Since March of 2009, I have been forecasting an up market and have been correct in doing so. Sure, during that time period we have had our ups and downs largely based on worries of a "double dip" recession here in the U.S. and financial problems in Europe. I discounted both events but also warned investors that the markets would react negatively. I considered those sell offs a buying opportunity. In hindsight, where I have erred was in estimating the severity and duration of some of these pullbacks.
For example, I did identify an interim top in the markets back in April (at around the S&P 500 1,220) but was too bearish in estimating the index would decline to 950 before the correction would be over. Instead, the S&P 500 tested and re-tested the 1,035 level and then resumed its climb in September.
The low in the markets coincided with The Federal Reserve’s announcement that they planned to launch a second quantitative easing. It was enough to reverse my cautious stance, admit my mistake, and turn positive on the markets. I have been bullish since the fall and have no reason to change my mind now that we are entering the New Year.

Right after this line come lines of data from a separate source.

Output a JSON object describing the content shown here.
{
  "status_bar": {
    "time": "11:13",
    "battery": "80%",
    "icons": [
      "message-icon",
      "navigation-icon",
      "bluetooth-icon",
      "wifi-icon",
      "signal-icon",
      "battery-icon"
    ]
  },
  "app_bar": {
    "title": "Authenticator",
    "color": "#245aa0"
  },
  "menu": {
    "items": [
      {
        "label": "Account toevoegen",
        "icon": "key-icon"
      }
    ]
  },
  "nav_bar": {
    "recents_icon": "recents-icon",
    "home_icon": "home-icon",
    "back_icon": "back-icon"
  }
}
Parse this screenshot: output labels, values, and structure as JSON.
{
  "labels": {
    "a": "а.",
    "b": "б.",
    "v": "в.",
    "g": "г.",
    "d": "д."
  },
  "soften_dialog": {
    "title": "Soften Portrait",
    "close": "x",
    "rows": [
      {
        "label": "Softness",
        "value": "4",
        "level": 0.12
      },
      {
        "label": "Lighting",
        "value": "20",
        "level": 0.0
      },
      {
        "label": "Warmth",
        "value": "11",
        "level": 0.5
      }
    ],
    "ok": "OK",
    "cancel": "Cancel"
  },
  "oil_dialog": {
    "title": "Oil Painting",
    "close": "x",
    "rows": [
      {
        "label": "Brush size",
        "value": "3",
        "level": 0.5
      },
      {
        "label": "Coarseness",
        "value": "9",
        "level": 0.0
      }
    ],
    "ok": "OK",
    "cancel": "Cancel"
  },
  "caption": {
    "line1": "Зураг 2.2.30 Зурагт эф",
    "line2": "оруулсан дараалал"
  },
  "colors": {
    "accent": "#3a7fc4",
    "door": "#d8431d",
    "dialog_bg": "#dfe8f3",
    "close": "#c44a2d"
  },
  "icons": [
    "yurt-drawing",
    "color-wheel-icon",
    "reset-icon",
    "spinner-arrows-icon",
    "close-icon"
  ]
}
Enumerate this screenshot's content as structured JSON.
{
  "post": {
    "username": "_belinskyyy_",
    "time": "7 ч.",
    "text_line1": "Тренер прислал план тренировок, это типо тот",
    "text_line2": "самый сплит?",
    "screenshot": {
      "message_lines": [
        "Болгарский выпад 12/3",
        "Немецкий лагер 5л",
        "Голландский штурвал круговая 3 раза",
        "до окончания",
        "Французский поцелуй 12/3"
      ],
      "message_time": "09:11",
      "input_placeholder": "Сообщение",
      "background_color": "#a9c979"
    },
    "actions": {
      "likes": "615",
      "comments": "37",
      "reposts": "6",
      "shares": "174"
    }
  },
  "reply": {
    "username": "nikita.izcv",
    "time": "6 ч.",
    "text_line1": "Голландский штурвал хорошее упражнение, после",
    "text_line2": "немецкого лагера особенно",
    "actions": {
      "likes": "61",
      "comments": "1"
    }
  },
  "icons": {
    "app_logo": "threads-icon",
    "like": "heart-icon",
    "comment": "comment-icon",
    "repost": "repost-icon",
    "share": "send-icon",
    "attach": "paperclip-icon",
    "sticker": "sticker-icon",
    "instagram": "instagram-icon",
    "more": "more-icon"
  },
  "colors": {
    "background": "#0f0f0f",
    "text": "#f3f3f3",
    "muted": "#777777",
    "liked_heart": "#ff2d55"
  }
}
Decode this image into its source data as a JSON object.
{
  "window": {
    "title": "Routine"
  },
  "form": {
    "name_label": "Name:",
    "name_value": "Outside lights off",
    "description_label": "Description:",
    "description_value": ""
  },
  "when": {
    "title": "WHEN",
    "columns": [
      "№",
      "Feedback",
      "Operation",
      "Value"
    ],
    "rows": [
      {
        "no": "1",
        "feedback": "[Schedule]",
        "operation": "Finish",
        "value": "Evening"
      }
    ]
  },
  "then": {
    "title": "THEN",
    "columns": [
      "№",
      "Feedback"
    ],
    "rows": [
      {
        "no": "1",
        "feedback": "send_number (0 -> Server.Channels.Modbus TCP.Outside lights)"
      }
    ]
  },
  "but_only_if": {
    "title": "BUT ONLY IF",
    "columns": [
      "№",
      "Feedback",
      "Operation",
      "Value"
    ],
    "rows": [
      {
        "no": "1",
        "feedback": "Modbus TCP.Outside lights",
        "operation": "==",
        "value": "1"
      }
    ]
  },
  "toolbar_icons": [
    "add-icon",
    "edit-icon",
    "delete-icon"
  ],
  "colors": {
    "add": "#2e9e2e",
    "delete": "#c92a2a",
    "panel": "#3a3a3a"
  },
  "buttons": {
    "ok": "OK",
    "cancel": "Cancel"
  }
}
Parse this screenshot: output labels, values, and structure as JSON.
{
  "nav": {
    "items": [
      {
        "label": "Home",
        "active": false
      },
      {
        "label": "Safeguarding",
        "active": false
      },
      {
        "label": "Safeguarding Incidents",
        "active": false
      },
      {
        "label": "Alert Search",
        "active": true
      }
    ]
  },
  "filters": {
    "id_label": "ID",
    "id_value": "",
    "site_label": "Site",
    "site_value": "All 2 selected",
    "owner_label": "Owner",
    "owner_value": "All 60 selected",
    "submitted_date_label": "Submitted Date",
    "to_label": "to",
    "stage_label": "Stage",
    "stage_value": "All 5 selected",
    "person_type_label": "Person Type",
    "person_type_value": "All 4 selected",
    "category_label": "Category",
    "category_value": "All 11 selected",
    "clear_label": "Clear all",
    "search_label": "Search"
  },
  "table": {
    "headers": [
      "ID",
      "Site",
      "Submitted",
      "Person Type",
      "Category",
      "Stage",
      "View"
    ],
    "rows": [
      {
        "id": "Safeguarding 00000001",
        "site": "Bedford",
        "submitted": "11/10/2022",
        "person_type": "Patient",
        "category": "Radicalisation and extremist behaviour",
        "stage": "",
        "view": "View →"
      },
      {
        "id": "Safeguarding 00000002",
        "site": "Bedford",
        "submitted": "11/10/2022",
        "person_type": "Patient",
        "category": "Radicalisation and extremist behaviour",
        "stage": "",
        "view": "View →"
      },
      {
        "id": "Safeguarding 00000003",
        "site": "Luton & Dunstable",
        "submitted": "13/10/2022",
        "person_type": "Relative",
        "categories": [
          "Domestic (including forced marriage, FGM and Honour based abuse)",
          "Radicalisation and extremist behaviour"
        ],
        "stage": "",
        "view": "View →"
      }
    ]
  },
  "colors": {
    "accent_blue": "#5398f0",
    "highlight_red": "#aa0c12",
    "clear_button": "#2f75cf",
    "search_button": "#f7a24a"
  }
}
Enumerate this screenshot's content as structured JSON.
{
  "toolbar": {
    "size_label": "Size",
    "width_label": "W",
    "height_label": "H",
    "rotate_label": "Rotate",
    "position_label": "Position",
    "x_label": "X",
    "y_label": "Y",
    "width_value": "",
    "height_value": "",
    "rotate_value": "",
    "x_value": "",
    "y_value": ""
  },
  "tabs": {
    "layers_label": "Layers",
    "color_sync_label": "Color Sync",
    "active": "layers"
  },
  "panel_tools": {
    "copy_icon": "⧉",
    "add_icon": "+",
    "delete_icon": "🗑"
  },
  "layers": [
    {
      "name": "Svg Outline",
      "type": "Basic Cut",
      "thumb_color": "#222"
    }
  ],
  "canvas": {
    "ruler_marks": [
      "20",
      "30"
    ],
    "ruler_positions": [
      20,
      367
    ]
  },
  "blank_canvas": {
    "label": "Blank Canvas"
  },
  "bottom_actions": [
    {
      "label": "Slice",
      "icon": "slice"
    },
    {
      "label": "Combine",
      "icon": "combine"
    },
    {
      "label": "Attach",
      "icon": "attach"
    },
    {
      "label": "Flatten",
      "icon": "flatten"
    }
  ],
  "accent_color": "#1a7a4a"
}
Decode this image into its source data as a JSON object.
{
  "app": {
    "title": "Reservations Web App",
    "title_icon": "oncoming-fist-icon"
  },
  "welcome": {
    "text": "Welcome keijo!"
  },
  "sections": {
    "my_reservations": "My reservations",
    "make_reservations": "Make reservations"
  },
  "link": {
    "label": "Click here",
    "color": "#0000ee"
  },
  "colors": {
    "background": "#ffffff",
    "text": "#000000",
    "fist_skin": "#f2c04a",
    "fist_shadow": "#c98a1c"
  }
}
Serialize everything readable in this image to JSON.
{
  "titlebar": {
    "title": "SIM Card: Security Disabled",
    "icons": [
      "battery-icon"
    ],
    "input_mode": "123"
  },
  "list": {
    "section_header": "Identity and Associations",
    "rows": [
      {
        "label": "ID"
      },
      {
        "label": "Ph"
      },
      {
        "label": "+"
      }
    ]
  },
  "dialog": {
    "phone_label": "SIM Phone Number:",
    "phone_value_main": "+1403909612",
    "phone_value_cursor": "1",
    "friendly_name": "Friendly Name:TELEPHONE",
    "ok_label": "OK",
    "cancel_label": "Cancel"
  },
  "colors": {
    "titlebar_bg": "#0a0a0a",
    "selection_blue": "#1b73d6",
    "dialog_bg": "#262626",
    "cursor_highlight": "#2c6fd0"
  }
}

I believe the economy will hold positive surprises for us in the first half of the year. Growth will exceed most economists’ forecasts and although unemployment will remain high, we will see a steady improvement over the next several months as American corporations hire more workers. The housing market will also surprise us as well. I firmly believe 2010 saw the bottom in housing prices and sales. In 2011, we should see a small but steady improvement in all but the most bombed-out housing markets. The Fed will stay accommodative as well keeping short-term rates low and equities higher.
All this good news should translate into higher prices in global stock markets and in commodities. The S&P 500 could see gains of 15 percent-plus before the year is over and depending upon your investments, that gain could be substantially higher. However, we will still be subjected to corrections. Right now, for example, as a result of this Christmas rally, all three indexes are over extended and in need of a pullback. This could occur as early as next week or later in the month. These mini-corrections are an inevitable cost of doing business in equity
There is also a distinct possibility that later in the year the stock market will get ahead of itself. After all, markets vacillate between fear and greed. As the averages trend higher, investors tend to believe markets will go higher still. Valuations get out of whack or events occur that change the game and the markets correct. So don’t be surprised if I sound a note of caution as early as this spring. Rest assured that somewhere out there lurks another substantial pullback (greater than 10 percent). Hopefully, I will be on the job and lucky enough to identify it when it occurs.
However, for now, I see clear sailing ahead with only a few minor squalls in the stock markets. As for fixed income, clearly, interest rates have seen their lows in the U.S. Treasury and Municipal bond markets. That multi-decade Bull Run is over and investors would be well advised to steer clear of those areas. Commodities will continue to gain although this year I suspect precious metals will take a back seat to their more mundane cousins such as agricultural products, base metals and materials.
All in all, I feel as positive about the markets now as I did at this time last year. I guess the difference today is that I am expecting more people to enjoy the benefits of an economic expansion than ever before. And that is a real reason to celebrate, so happy New Year to you and yours.
Bill Schmick is an independent investor with Berkshire Money Management. (See "About" for more information.) None of the information presented in any of these articles is intended to be and should not be construed as an endorsement of BMM or a solicitation to become a client of BMM. The reader should not assume that any strategies, or specific investments discussed are employed, bought, sold or held by BMM. Direct your inquiries to Bill at 1-888-232-6072 (toll free) or e-mail him at firstname.lastname@example.org. Visit www.afewdollarsmore.com for more of Bill's insights.